Objectives This study investigates the outcomes of cardiac transplantation using older donors. Background Despite high mortality rates on waiting lists, transplanting hearts from older donors remains a relative contraindication. Methods We retrospectively reviewed data on 479 adult heart transplant recipients, 352 status I patients, and 534 status II patients enrolled on a waiting list between 1992 and 1999. The Cox proportional hazards model was used for statistical analysis. Results Of all donors, 20% were 40 to 50 years old and 8% were ≥50 years old. The risk of six-month mortality on the waiting list for patients who were not transplanted (status I: relative risk [RR] 8.5; status II: RR 3.7) significantly outweighed the risk of transplanting patients with a heart from donors >40 years old (status I: RR 1.6; status II: RR 2.1). Recipients of cardiac allografts from donors <40 years old had a one-month mortality rate of 5%, in contrast to 13% and 22% in those receiving allografts from donors 40 to 50 years old and ≥50 years old, respectively. Donor age did not influence long-term survival or frequency of rejections; however, it did correlate with the early presence of transplant-related coronary artery disease (TCAD). By the first annual angiogram, only 17% of recipients with donors <20 years old developed TCAD, in contrast to 26% to 30% and 34% of recipients who received allografts from donors age 20 to 40 years and >40 years, respectively. Conclusions Despite a strong association between older donor age and increased post-operative mortality and TCAD, it is more beneficial in terms of patient survival to receive an allograft from a donor >40 years old than to remain on the waiting list.

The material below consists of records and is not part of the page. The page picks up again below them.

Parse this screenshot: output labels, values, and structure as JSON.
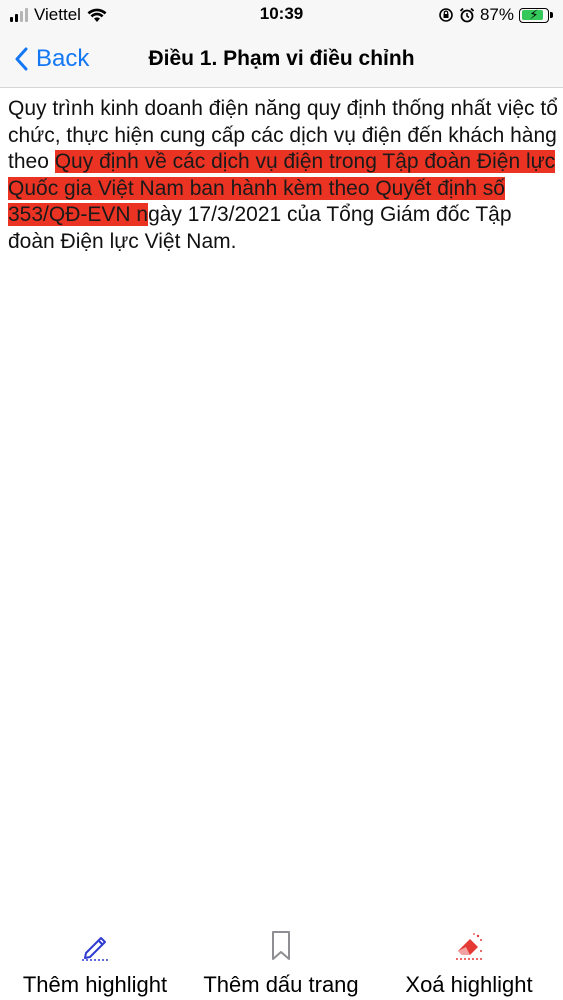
{
  "status_bar": {
    "carrier": "Viettel",
    "time": "10:39",
    "battery_percent": "87%",
    "battery_level": 0.87
  },
  "nav": {
    "back_label": "Back",
    "title": "Điều 1. Phạm vi điều chỉnh"
  },
  "content": {
    "text_before": "Quy trình kinh doanh điện năng quy định thống nhất việc tổ chức, thực hiện cung cấp các dịch vụ điện đến khách hàng theo ",
    "text_highlighted": "Quy định về các dịch vụ điện trong Tập đoàn Điện lực Quốc gia Việt Nam ban hành kèm theo Quyết định số 353/QĐ-EVN n",
    "text_after": "gày 17/3/2021 của Tổng Giám đốc Tập đoàn Điện lực Việt Nam.",
    "highlight_color": "#ea3323"
  },
  "toolbar": {
    "add_highlight_label": "Thêm highlight",
    "add_bookmark_label": "Thêm dấu trang",
    "remove_highlight_label": "Xoá highlight"
  },
  "colors": {
    "accent": "#1478f5",
    "pencil": "#2f3bd1",
    "eraser": "#e53935"
  }
}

Copyright 2018 Elsevier B.V., All rights reserved.
- United Network of Organ Sharing
- cerebrovascular accident
- confidence interval
- coronary artery disease
- human leukocyte antigen
- left ventricular assist device
- relative risk
- transplant-related coronary artery disease